Adjustments to payments, policies, and more are on the horizon for several types of providers.
The Centers for Medicare & Medicaid Services (CMS) issued its annual Inpatient Prospective Payment System (IPPS) and Long-Term Care Hospital (LTCH) Proposed Rule on April 27. This rule proposes payment rates, quality measures, reporting, and other policy updates to take effect for the 2022 fiscal year (FY), which begins on Oct. 1.
The proposed increase in payment rates for hospitals paid under the IPPS that successfully participate in the Hospital Inpatient Quality Reporting (IQR) Program and are meaningful electronic health record (EHR) users is approximately 2.8 percent. Hospitals may be subject to other payment adjustments under the IPPS, including payment reduction for excess readmissions under the Hospital Readmissions Reduction Program; payment reduction (1 percent) for the worst-performing quartile under the Hospital-Acquired Condition Reduction Program; and upward and downward adjustments under the Hospital Value-Based Purchasing Program.
CMS generally uses the latest available hospital utilization data to set payment rates. However, the agency believes that the latest data (from FY 2020) would be non-representative due to the COVID-19 pandemic. CMS proposes to use the FY 2019 data from prior to the COVID-19 public health emergency (PHE) to approximate the expected FY 2022 inpatient hospital utilization. They are also seeking comment on the use of the FY 2020 data.
As part of the effort to close the healthcare equity gap, CMS is proposing to distribute an additional 1,000 new Medicare-funded medical residency positions to train physicians. These slots will be allocated to qualifying hospitals, as specified by law, including those located in rural areas and those serving areas with a shortage of healthcare professionals.
The 1,000 new slots will be phased in at no more than 200 slots per year, beginning in FY 2023. CMS estimates that this additional funding will total approximately $1.8 billion from FY 2023 through FY 2031. CMS is proposing to prioritize applications from qualifying hospitals that serve geographic areas and underserved populations with the greatest need.

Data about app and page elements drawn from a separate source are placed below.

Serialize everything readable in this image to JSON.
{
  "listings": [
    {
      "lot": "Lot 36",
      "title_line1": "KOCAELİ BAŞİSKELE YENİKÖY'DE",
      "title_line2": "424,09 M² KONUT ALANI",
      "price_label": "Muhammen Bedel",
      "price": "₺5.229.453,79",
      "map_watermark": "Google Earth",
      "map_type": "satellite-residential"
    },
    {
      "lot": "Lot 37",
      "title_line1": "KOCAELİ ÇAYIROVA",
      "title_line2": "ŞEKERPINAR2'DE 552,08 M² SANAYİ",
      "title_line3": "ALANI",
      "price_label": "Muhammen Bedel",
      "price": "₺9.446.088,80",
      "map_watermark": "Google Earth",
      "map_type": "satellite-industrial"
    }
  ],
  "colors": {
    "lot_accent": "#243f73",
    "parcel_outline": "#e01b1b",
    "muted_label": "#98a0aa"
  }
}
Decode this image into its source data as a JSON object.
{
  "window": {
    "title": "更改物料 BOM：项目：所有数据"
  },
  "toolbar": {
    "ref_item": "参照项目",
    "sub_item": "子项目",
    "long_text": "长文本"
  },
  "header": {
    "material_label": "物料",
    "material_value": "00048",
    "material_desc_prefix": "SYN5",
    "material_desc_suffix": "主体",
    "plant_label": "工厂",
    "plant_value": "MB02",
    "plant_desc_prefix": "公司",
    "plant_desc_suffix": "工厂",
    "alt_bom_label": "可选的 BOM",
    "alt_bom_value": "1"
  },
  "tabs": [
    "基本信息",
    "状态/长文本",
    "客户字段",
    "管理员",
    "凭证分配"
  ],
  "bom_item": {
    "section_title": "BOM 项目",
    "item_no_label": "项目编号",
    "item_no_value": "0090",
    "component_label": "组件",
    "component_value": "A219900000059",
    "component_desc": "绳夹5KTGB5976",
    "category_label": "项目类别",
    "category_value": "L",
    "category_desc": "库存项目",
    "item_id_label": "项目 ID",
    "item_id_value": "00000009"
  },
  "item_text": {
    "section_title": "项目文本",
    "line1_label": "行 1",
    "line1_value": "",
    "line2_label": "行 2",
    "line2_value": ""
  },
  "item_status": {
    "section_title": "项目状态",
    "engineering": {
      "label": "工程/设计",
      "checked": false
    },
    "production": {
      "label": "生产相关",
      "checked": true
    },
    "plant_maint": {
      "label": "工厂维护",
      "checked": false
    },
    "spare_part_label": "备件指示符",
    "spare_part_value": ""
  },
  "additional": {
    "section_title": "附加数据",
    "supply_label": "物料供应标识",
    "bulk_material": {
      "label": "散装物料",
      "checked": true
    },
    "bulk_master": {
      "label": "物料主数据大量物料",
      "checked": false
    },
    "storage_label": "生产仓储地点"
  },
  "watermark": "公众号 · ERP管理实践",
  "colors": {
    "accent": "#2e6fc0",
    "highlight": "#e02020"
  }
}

To further health equity efforts, in the proposed rule, CMS is seeking stakeholder input, via a request for information (RFI), on ideas to revise several related CMS programs to make reporting of health disparities based on social risk factors and race and ethnicity more comprehensive and actionable for hospitals, providers, and patients. CMS is seeking comment from stakeholders on future potential additional stratification of quality measure results by race, Medicare/Medicaid dual-eligibility status, disability status, LGBTQ+ status, and socioeconomic status.
CMS is proposing to repeal a previous requirement that a hospital report on the Medicare cost report the median payor-specific negotiated charge that the hospital has negotiated with all of its Medicare Advantage (MA) organization payors, by MS-DRG, for cost reporting periods ending on or after Jan. 1, 2021. CMS estimates that this will reduce administrative burden on hospitals by approximately 64,000 hours. CMS is also proposing to repeal the market-based MS-DRG relative weight methodology that was adopted effective FY 2024, and to continue using the existing cost-based MS-DRG relative weight methodology to set Medicare payment rates for inpatient stays for FY 2024 and subsequent fiscal years.
CMS is also proposing changes to certain quality measures, adding some and deleting others, as well as proposing changes to the Interoperability Program. They are requiring the reporting of “yes” on four of the existing Public Health and Clinical Data Exchange Objective measures (Syndromic Surveillance Reporting, Immunization Registry Reporting, Electronic Case Reporting, and Electronic Reportable Laboratory Result Reporting), or requesting applicable exclusion(s).
For LTCHs, CMS expects LTCH-PPS payments to increase by approximately 1.4 percent, or $52 million. CMS is also proposing to facilitate more accurate payment of Medicare’s share of organ acquisition costs by collecting data from transplant hospitals and organ procurement organizations (OPOs) to calculate this share, and to ensure Medicare payment at reasonable costs by requiring donor community (not transplant) hospitals to bill OPOs customary charges that are reduced in costs, in line with Medicare’s reasonable cost principles.
Comments on the proposed rule are due by June 28.